Biomarker May Help Improve Mortality Risk Prediction in PAH

Endostatin could help measure pulmonary arterial hypertension (PAH) severity.

Incorporating endostatin, a circulating angiostatic peptide, into commonly used risk prediction strategies for pulmonary arterial hypertension (PAH) improves prediction of mortality and thus serves as a robust, easily accessible biomarker of PAH severity, according to study findings published in ERJ Open Research.

The selection and timing of clinical interventions for PAH depends on serial assessments of disease severity and mortality risk based on a variety of prediction strategies, researchers explained. However, the clinical tools currently used for risk prediction are imperfect.

“Definitive assessment of pulmonary pressures can only be made with right heart catheterization, which is invasive,” while “common noninvasive tests suffer a variety of limitations,” they said.

Endostatin is derived from the protein collagen XVIII, α-1 (COL18A1) that inhibits both tumor angiogenesis and coronary collateral formation. Furthermore, previous research has shown it “inhibits pulmonary artery endothelial cell proliferation and migration and promotes endothelial cell apoptosis, fundamental features driving PAH pathobiology.”

To better understand the clinical potential of endostatin as a prognostic biomarker in PAH, the researchers examined its performance in a large multicenter cohort of patients with PAH. Serum samples and clinical data were obtained from 2017 patients, the majority of whom were women (80%) of European ancestry (82%) 55 years and older.

Participants had moderately severe disease with either idiopathic PAH (IPAH) or connective tissue disease–associated PAH (CTD-PAH). Median time from diagnosis to enrollment was 48 months, 1984 individuals had follow-up data available.

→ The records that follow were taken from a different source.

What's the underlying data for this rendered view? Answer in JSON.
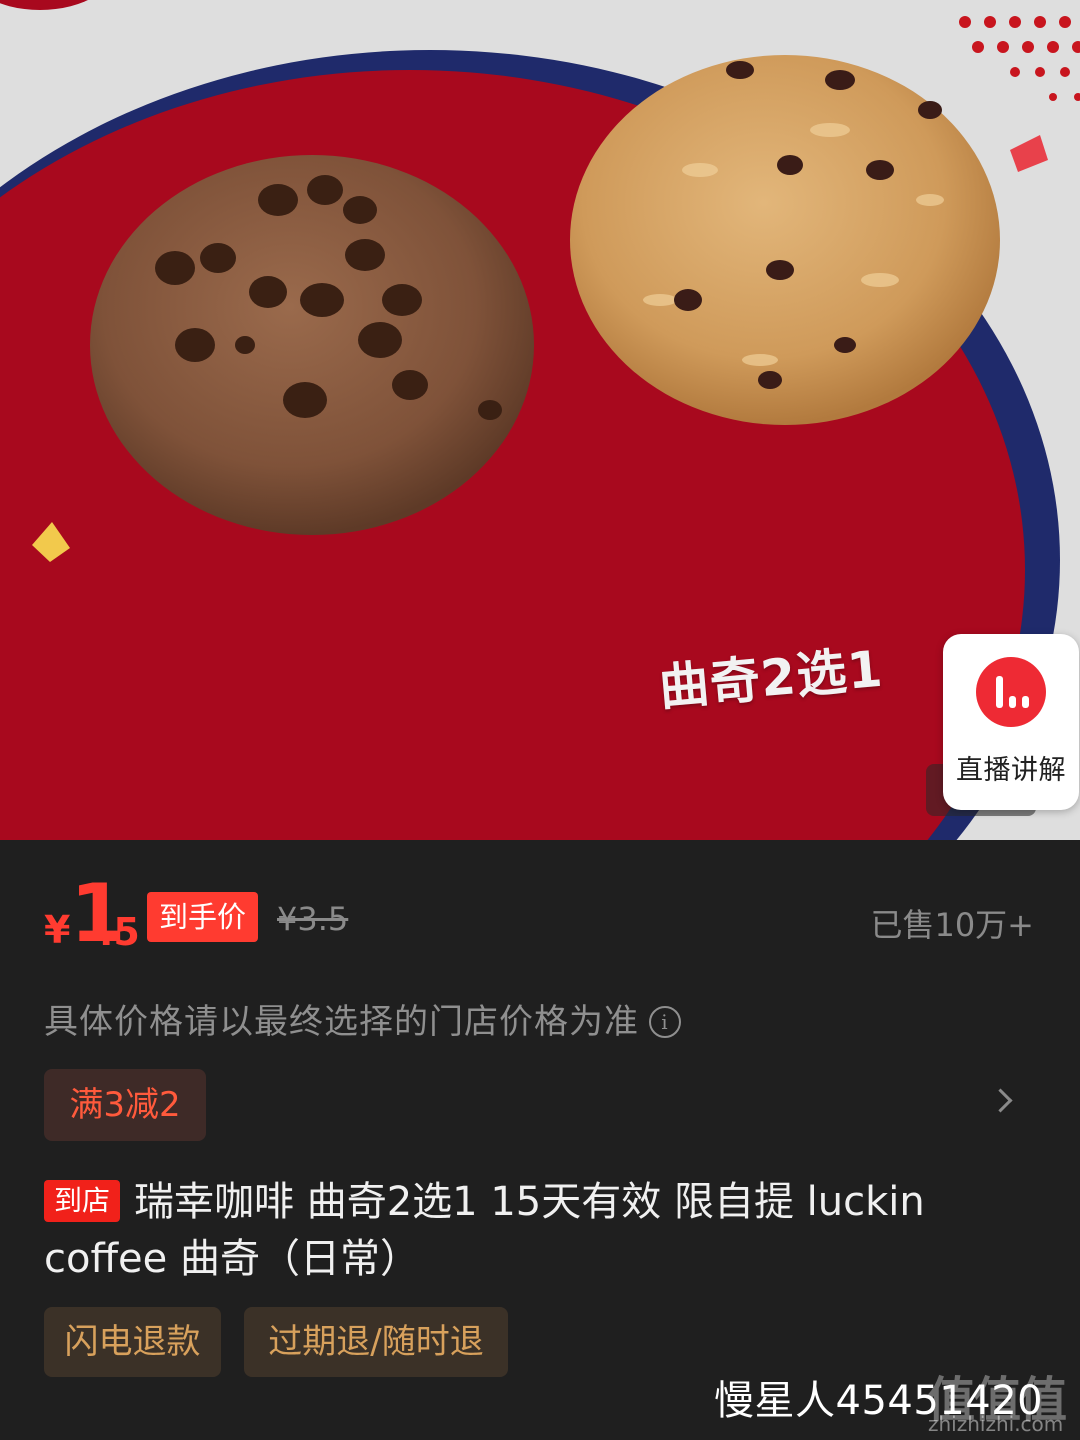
{
  "hero": {
    "caption": "曲奇2选1",
    "live_button_label": "直播讲解"
  },
  "price": {
    "currency": "¥",
    "integer": "1",
    "decimal": ".5",
    "tag": "到手价",
    "original": "¥3.5",
    "sold": "已售10万+"
  },
  "note": {
    "text": "具体价格请以最终选择的门店价格为准",
    "icon": "info-icon"
  },
  "promo": {
    "label": "满3减2"
  },
  "product": {
    "badge": "到店",
    "title": "瑞幸咖啡 曲奇2选1 15天有效 限自提 luckin coffee 曲奇（日常）"
  },
  "tags": [
    "闪电退款",
    "过期退/随时退"
  ],
  "watermark": {
    "user": "慢星人45451420",
    "logo": "值值值",
    "url": "zhizhizhi.com"
  },
  "colors": {
    "accent_red": "#ff3b30",
    "badge_red": "#f1211a",
    "tag_gold": "#d8a15c",
    "background": "#1f1f1f"
  }
}
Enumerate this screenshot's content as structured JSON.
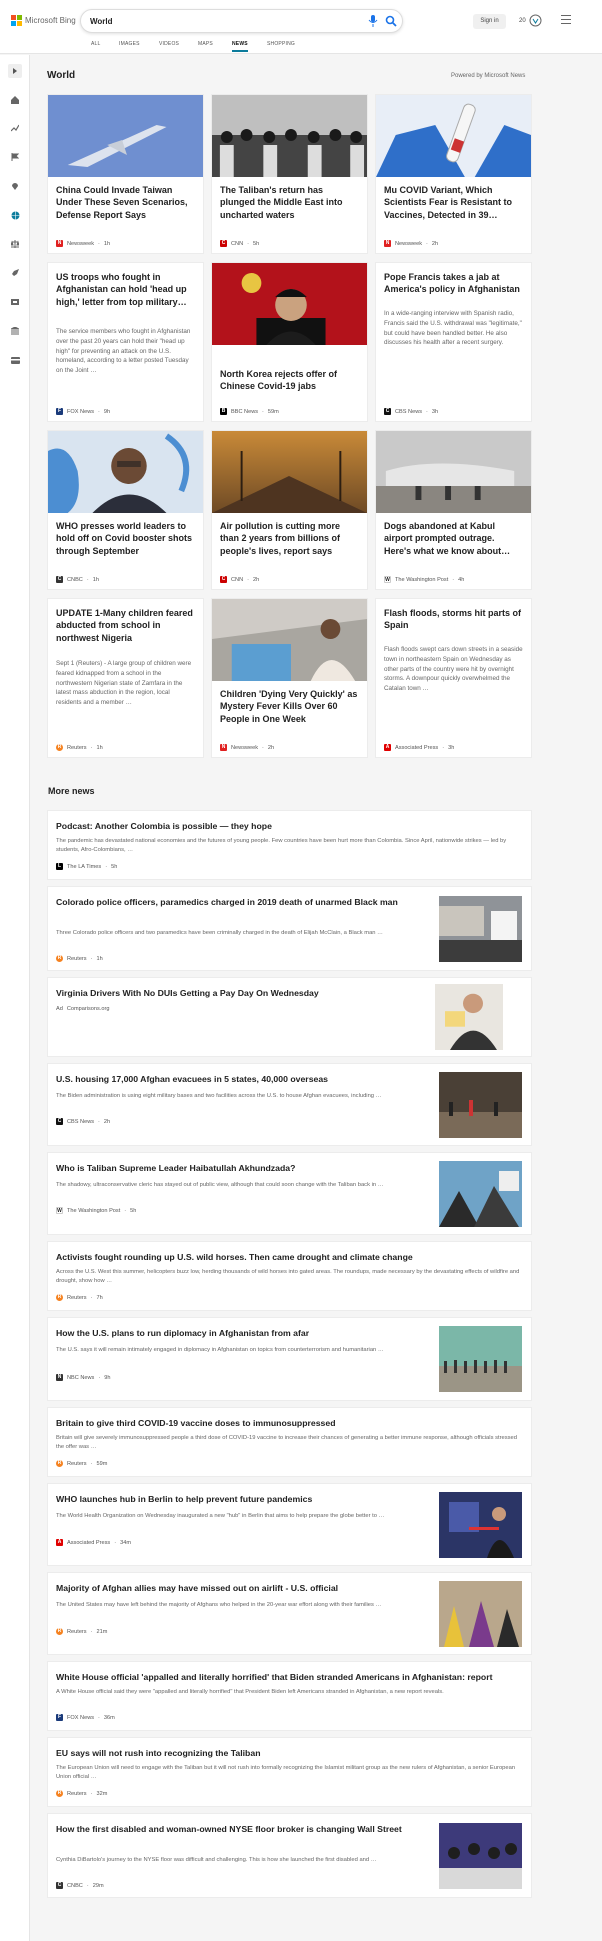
{
  "header": {
    "brand": "Microsoft Bing",
    "query": "World",
    "signin": "Sign in",
    "rewards_count": "20"
  },
  "tabs": [
    {
      "label": "ALL"
    },
    {
      "label": "IMAGES"
    },
    {
      "label": "VIDEOS"
    },
    {
      "label": "MAPS"
    },
    {
      "label": "NEWS"
    },
    {
      "label": "SHOPPING"
    }
  ],
  "sidebar": [
    "chevron-right-icon",
    "home-icon",
    "trending-icon",
    "flag-icon",
    "location-icon",
    "globe-icon",
    "scale-icon",
    "rocket-icon",
    "film-icon",
    "bank-icon",
    "credit-card-icon"
  ],
  "world": {
    "title": "World",
    "powered": "Powered by Microsoft News"
  },
  "cards": [
    {
      "title": "China Could Invade Taiwan Under These Seven Scenarios, Defense Report Says",
      "source": "Newsweek",
      "time": "1h",
      "desc": ""
    },
    {
      "title": "The Taliban's return has plunged the Middle East into uncharted waters",
      "source": "CNN",
      "time": "5h",
      "desc": ""
    },
    {
      "title": "Mu COVID Variant, Which Scientists Fear is Resistant to Vaccines, Detected in 39…",
      "source": "Newsweek",
      "time": "2h",
      "desc": ""
    },
    {
      "title": "US troops who fought in Afghanistan can hold 'head up high,' letter from top military…",
      "source": "FOX News",
      "time": "9h",
      "desc": "The service members who fought in Afghanistan over the past 20 years can hold their \"head up high\" for preventing an attack on the U.S. homeland, according to a letter posted Tuesday on the Joint …"
    },
    {
      "title": "North Korea rejects offer of Chinese Covid-19 jabs",
      "source": "BBC News",
      "time": "59m",
      "desc": ""
    },
    {
      "title": "Pope Francis takes a jab at America's policy in Afghanistan",
      "source": "CBS News",
      "time": "3h",
      "desc": "In a wide-ranging interview with Spanish radio, Francis said the U.S. withdrawal was \"legitimate,\" but could have been handled better. He also discusses his health after a recent surgery."
    },
    {
      "title": "WHO presses world leaders to hold off on Covid booster shots through September",
      "source": "CNBC",
      "time": "1h",
      "desc": ""
    },
    {
      "title": "Air pollution is cutting more than 2 years from billions of people's lives, report says",
      "source": "CNN",
      "time": "2h",
      "desc": ""
    },
    {
      "title": "Dogs abandoned at Kabul airport prompted outrage. Here's what we know about…",
      "source": "The Washington Post",
      "time": "4h",
      "desc": ""
    },
    {
      "title": "UPDATE 1-Many children feared abducted from school in northwest Nigeria",
      "source": "Reuters",
      "time": "1h",
      "desc": "Sept 1 (Reuters) - A large group of children were feared kidnapped from a school in the northwestern Nigerian state of Zamfara in the latest mass abduction in the region, local residents and a member …"
    },
    {
      "title": "Children 'Dying Very Quickly' as Mystery Fever Kills Over 60 People in One Week",
      "source": "Newsweek",
      "time": "2h",
      "desc": ""
    },
    {
      "title": "Flash floods, storms hit parts of Spain",
      "source": "Associated Press",
      "time": "3h",
      "desc": "Flash floods swept cars down streets in a seaside town in northeastern Spain on Wednesday as other parts of the country were hit by overnight storms. A downpour quickly overwhelmed the Catalan town …"
    }
  ],
  "more": {
    "title": "More news",
    "items": [
      {
        "title": "Podcast: Another Colombia is possible — they hope",
        "desc": "The pandemic has devastated national economies and the futures of young people. Few countries have been hurt more than Colombia. Since April, nationwide strikes — led by students, Afro-Colombians, …",
        "source": "The LA Times",
        "time": "5h"
      },
      {
        "title": "Colorado police officers, paramedics charged in 2019 death of unarmed Black man",
        "desc": "Three Colorado police officers and two paramedics have been criminally charged in the death of Elijah McClain, a Black man …",
        "source": "Reuters",
        "time": "1h"
      },
      {
        "title": "Virginia Drivers With No DUIs Getting a Pay Day On Wednesday",
        "desc": "",
        "ad": "Ad",
        "source": "Comparisons.org",
        "time": ""
      },
      {
        "title": "U.S. housing 17,000 Afghan evacuees in 5 states, 40,000 overseas",
        "desc": "The Biden administration is using eight military bases and two facilities across the U.S. to house Afghan evacuees, including …",
        "source": "CBS News",
        "time": "2h"
      },
      {
        "title": "Who is Taliban Supreme Leader Haibatullah Akhundzada?",
        "desc": "The shadowy, ultraconservative cleric has stayed out of public view, although that could soon change with the Taliban back in …",
        "source": "The Washington Post",
        "time": "5h"
      },
      {
        "title": "Activists fought rounding up U.S. wild horses. Then came drought and climate change",
        "desc": "Across the U.S. West this summer, helicopters buzz low, herding thousands of wild horses into gated areas. The roundups, made necessary by the devastating effects of wildfire and drought, show how …",
        "source": "Reuters",
        "time": "7h"
      },
      {
        "title": "How the U.S. plans to run diplomacy in Afghanistan from afar",
        "desc": "The U.S. says it will remain intimately engaged in diplomacy in Afghanistan on topics from counterterrorism and humanitarian …",
        "source": "NBC News",
        "time": "9h"
      },
      {
        "title": "Britain to give third COVID-19 vaccine doses to immunosuppressed",
        "desc": "Britain will give severely immunosuppressed people a third dose of COVID-19 vaccine to increase their chances of generating a better immune response, although officials stressed the offer was …",
        "source": "Reuters",
        "time": "59m"
      },
      {
        "title": "WHO launches hub in Berlin to help prevent future pandemics",
        "desc": "The World Health Organization on Wednesday inaugurated a new \"hub\" in Berlin that aims to help prepare the globe better to …",
        "source": "Associated Press",
        "time": "34m"
      },
      {
        "title": "Majority of Afghan allies may have missed out on airlift - U.S. official",
        "desc": "The United States may have left behind the majority of Afghans who helped in the 20-year war effort along with their families …",
        "source": "Reuters",
        "time": "21m"
      },
      {
        "title": "White House official 'appalled and literally horrified' that Biden stranded Americans in Afghanistan: report",
        "desc": "A White House official said they were \"appalled and literally horrified\" that President Biden left Americans stranded in Afghanistan, a new report reveals.",
        "source": "FOX News",
        "time": "36m"
      },
      {
        "title": "EU says will not rush into recognizing the Taliban",
        "desc": "The European Union will need to engage with the Taliban but it will not rush into formally recognizing the Islamist militant group as the new rulers of Afghanistan, a senior European Union official …",
        "source": "Reuters",
        "time": "32m"
      },
      {
        "title": "How the first disabled and woman-owned NYSE floor broker is changing Wall Street",
        "desc": "Cynthia DiBartolo's journey to the NYSE floor was difficult and challenging. This is how she launched the first disabled and …",
        "source": "CNBC",
        "time": "29m"
      }
    ]
  },
  "colors": {
    "accent": "#0c7c9c",
    "newsweek": "#e02020",
    "cnn": "#cc0000",
    "fox": "#1a3a7a",
    "bbc": "#000000",
    "cbs": "#111111",
    "reuters": "#f58220",
    "ap": "#e00000",
    "nbc": "#333333",
    "latimes": "#000000"
  }
}
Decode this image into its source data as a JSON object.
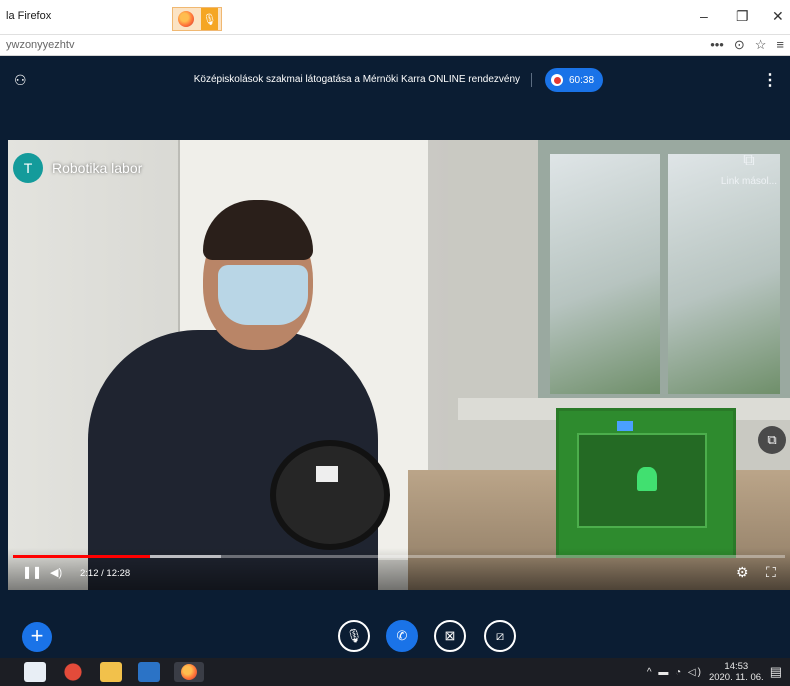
{
  "window": {
    "title": "la Firefox",
    "url": "ywzonyyezhtv",
    "minimize_glyph": "–",
    "maximize_glyph": "❐",
    "close_glyph": "✕",
    "menu_glyph": "•••",
    "pocket_glyph": "⊙",
    "star_glyph": "☆",
    "hamburger_glyph": "≡"
  },
  "meeting": {
    "title": "Középiskolások szakmai látogatása a Mérnöki Karra ONLINE rendezvény",
    "recording_time": "60:38",
    "more_glyph": "⋮",
    "people_glyph": "⚇"
  },
  "tile": {
    "avatar_letter": "T",
    "name": "Robotika labor",
    "link_copy_label": "Link másol...",
    "link_copy_glyph": "⧉"
  },
  "player": {
    "time": "2:12 / 12:28",
    "progress": 0.177,
    "buffered": 0.27,
    "pause_glyph": "❚❚",
    "volume_glyph": "◀)",
    "settings_glyph": "⚙",
    "fullscreen_glyph": "⛶",
    "pip_glyph": "⧉"
  },
  "call_controls": {
    "add_glyph": "+",
    "mic_glyph": "🎙",
    "call_glyph": "✆",
    "camera_glyph": "⊠",
    "share_glyph": "⧄"
  },
  "taskbar": {
    "time": "14:53",
    "date": "2020. 11. 06.",
    "tray_glyphs": "^ ▬ ◔ ◁)",
    "notification_glyph": "▤"
  }
}
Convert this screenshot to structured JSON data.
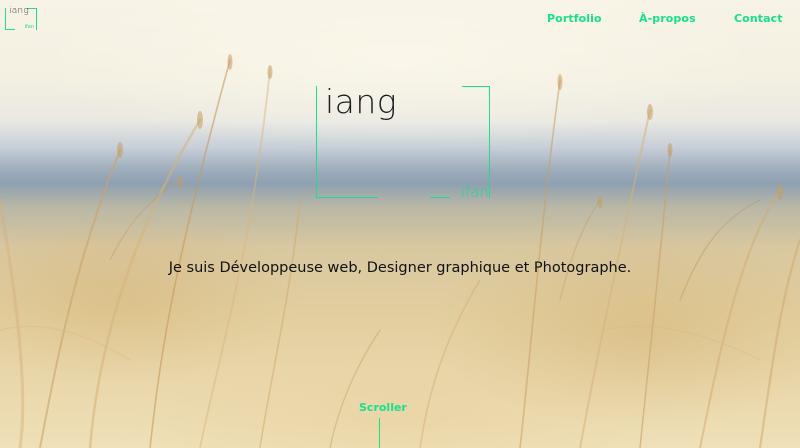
{
  "header": {
    "logo": {
      "top_text": "iang",
      "bottom_text": "ifan"
    },
    "nav": [
      {
        "label": "Portfolio"
      },
      {
        "label": "À-propos"
      },
      {
        "label": "Contact"
      }
    ]
  },
  "hero": {
    "brand": {
      "top_text": "iang",
      "bottom_text": "ifan"
    },
    "tagline": "Je suis Développeuse web, Designer graphique et Photographe.",
    "scroll_label": "Scroller"
  },
  "colors": {
    "accent": "#22dd88",
    "text": "#111111"
  }
}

Over the follow-up period, 338 participants passed away. Analyses revealed:

  • Higher endostatin was associated with higher right atrial pressure, mean pulmonary arterial pressure and pulmonary vascular resistance, and shorter 6-minute walk distance (P <.01)
  • Mortality risk doubled for each log higher endostatin (HR, 2.3; 95% CI, 1.6-3.4; P <.001)
  • Adjusted models showed in the IPAH subgroup, each log higher endostatin was associated with a nearly 6-fold increase in mortality (HR, 5.68; 95% CI, 2.4-12.8; P <.001)
  • In the CTD-PAH subgroup, the magnitude of the relationship between serum endostatin and mortality was attenuated, and its significance was lost (HR, 1.76; 95% CI, 0.94-3.32; P = .08)
  • Endostatin remained an independent predictor of survival when incorporated into existing risk prediction models
  • Adding endostatin to REVEAL-based and European Society of Cardiology/European Respiratory Society (ESC/ERS) criteria–based risk assessment strategies improved mortality risk prediction

“Taken together, these results suggest that novel markers like endostatin could form the cornerstone of future refinements to PAH risk assessment strategies based on noninvasive parameters only,” the researchers said.

Future studies are warranted to better discern the potential effects of endostatin in pulmonary vasculature vs right ventricular myocardium, they added.

Right ventricular metrics were not available to directly examine endostatin’s association with right ventricular function, marking a limitation to the study, while risk prediction models incorporating endostatin will also require external validation. Information on comorbidities was also unavailable.

“Future studies are needed to determine the potential for endostatin to serve as a diagnostic or serial biomarker, and to clarify genetic, molecular and cellular mechanisms. Should future mechanistic studies implicate endostatin in the causal pathway for PAH development or progression, it may be a plausible target for drug development efforts,” the authors concluded.

Reference

Simpson CE, Griffiths M, Yang J, et al. The angiostatic peptide endostatin enhances mortality risk prediction in pulmonary arterial hypertension. ERJ Open Res. Published online October 11, 2021. doi:10.1183/23120541.00378-2021